Harassment From Your Neighbour: Part 6
NFHiB Recommended Products: Managing a nuisance neighbour who is causing ongoing harassment and distress can often be a challenging situation, especially where you may need to acquire evidence covertly and safely.
We have put together our top 5 recommended devices from Fly On The Wall to help you gain the harassment evidence you require in order to provide the much needed proof to authorities, perhaps to initiate or progress formal action further. These devices will assist you to gain the covert evidence you require in instances of harassment from a neighbour. Please be safe and use them wisely.
Lighter DVR Camera (4GB) - This incredibly lifelike product features both voice and colour video recording, internal memory of 4GB & a one touch recording button for up to 4 hours of recording. Priced at only £59.99, this is the perfect accessory to help gather covert evidence of harassment. One Reviewer said "The quality of this camera is excellent, also easy to operate, and playback very clear." - Mike Harding (2010). Buy Now!
Keep your eyes on a nuisance neighbour with these specs - Spy Glasses With Hidden DVR Spy Camera, priced at a great £99.99. Look entirely natural while you take either full colour video, audio recordings (microphone range built-in of up to 2 metres) or image stills at 5MP quality.
Easy connection to PC via USB capability allows you to transfer saved data with ease and the simple 2-button control makes it a breeze to operate these glasses. Buy Now!
Bring a ray of sunshine to the day with the Smiley Badge Hidden DVR Spy Camera that easily clips on (or use supplied suction cup car mounting bracket) at £59.99. Contains a small DVR camera hidden inside. Record up to 6 hours of video in full colour, audio or images (1MP quality) onto a Micro SD card (you'll need to purchase this separately). Connects to a PC via USB for easy transfer. Buy Now!
Wrist wear is most definitely fashionable using the HD Diving Watch DVR Spy Camera (32GB) which allows video and voice recording in a waterproof-to-30-metres watch - priced competitively at £134.99. The battery gives a full 5 hours of use and easy playback via a TV or PC. Buy Now!
The MP3 player has voice recording, colour video capturing and still image capabilities at 1MP quality, giving you a perfect solution for on-the-move covert surveillance and recording. Buy Now!
- Part 1: Harassment From Your Neighbour
- Part 2: Harassment Definitions & Stalking
- Part 3: Harassment and Bullying: Differences
- Part 4: Racial and Sexual Harassment
- Part 5: Legislation & Harassment
- Part 6: PFHA 1997
- Part 7: Other Legislation & Law of Assault
- Part 8: What to do if suffering harassment?
- Part 9: Evidence, Complaining & More Help
- View or Add Feedback about this article

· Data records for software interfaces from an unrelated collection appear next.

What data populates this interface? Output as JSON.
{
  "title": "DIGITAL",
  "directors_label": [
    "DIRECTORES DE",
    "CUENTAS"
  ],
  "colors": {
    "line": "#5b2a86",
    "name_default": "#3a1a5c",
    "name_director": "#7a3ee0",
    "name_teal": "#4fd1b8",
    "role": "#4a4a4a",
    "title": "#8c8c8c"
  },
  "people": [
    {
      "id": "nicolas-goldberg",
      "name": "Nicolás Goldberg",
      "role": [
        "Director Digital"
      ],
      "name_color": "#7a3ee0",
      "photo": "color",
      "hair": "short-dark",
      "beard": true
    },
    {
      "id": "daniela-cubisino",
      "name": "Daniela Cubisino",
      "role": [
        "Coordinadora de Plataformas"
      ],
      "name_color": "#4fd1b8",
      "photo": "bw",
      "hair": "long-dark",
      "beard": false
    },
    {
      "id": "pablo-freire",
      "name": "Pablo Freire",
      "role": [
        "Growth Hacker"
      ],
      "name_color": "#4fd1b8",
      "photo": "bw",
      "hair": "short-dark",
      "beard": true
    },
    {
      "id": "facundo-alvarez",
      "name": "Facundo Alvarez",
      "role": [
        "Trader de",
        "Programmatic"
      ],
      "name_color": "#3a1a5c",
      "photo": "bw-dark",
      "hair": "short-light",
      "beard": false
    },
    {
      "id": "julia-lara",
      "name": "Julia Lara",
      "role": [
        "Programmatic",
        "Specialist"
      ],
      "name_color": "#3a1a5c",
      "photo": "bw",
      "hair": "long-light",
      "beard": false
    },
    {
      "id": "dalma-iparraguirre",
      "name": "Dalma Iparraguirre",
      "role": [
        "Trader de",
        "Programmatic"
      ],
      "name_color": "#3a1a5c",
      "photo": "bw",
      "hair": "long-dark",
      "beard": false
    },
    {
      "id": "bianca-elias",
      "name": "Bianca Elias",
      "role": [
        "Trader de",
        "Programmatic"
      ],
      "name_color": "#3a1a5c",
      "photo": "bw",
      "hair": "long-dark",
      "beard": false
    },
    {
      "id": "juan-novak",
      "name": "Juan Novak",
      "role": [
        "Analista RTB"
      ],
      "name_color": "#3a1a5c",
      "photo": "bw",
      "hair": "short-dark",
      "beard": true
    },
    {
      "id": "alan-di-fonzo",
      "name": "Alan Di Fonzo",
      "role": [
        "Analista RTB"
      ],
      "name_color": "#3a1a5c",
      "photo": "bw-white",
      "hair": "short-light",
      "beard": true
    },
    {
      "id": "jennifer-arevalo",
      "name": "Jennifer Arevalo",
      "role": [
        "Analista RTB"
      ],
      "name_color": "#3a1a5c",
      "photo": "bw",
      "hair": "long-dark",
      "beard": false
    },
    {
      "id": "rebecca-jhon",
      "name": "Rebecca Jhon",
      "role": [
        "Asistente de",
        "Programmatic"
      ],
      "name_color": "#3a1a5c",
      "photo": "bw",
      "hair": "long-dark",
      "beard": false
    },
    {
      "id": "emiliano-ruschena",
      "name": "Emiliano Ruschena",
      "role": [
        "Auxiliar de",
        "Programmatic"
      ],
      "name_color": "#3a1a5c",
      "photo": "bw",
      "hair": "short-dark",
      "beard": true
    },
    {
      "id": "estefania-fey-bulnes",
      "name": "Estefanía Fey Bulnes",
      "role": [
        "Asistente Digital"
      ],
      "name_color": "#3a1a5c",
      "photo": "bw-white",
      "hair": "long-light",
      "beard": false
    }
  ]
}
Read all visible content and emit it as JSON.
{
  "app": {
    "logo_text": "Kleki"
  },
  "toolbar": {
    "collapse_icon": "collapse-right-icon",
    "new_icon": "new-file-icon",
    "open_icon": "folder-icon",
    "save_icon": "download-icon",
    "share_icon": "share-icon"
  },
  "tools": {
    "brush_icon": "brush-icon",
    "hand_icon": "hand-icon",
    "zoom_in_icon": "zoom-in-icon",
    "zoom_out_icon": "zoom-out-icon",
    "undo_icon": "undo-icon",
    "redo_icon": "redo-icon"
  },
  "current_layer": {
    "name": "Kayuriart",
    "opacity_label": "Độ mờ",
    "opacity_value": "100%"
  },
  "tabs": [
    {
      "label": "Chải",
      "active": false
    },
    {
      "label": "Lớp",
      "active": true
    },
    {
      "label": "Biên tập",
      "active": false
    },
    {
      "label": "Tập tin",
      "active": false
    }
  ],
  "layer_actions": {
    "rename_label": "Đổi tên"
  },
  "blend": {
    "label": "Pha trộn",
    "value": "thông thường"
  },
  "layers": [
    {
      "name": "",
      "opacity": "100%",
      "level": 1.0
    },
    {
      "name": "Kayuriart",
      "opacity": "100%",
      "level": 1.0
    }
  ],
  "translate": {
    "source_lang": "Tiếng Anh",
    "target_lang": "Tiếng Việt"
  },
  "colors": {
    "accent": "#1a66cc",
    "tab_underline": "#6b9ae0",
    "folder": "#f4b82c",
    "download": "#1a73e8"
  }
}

- Forms of Harassment from your Neighbour
- What action you can take about harassment
Protection from Harassment Act 1997
This piece of legislation was brought into creation on the 21st March, 1997 and is the major and main piece of legislation that deals with harassment and harassment issues.
Within the Protection from Harassment Act 1997 (PFHA) two criminal offences are highlighted - these are contained within sections 2 and 4.
The PFHA '97 also gives courts that hold civil powers the capability to instigate injunctions and award damages in all types of harassment cases. Within the Act, this is described in Section 3.
The PFHA 1997 is a 'dynamic act' in the sense where it can effectively cover harassment in any form whatsoever. The act sets out sections to deal with the prohibition and offence of harassment, restraining orders, the act's limitations and civil remedies, and so on.
For example, the Act cites:
Prohibition of harassment
1. - (1) A person must not pursue a course of conduct-
(a) which amounts to harassment of another, and
(b) which he knows or ought to know amounts to harassment of the other.
The Course of conduct is defined in s7(3) and is:
(3) A "course of conduct" must involve conduct on at least two occasions.
This basically means that the harasser needs to display the harassment on at least two occasions.
Criminal cases often and particularly in the magistrates courts manage one incident. For the offence of criminal harassment to be proved, the court (and where appropriately the Police) will have to be satisfied that the act (the 'conduct') of actual harassment happened on a minimum amount of two separate occasions.
Despite the fact that 'course of conduct' has to contain at least two incidents, there is no specification that incidents must have occurred at the same time.
e.g. Your neighbour threatened to steal your car on a particular day, but then proceeded to deliberately vandalise your garden two days later. Even though the 'course of conduct' is totally different in each of these circumstances it is still valid and involves the minimum of two incidents.
So, it is vital to report any instances of harassment, whether or not you have proof to your Local Police so they can consider further action if necessary and if possible. This could result in your neighbour where they are harassing you, being detained/arrested for the acts of harassment.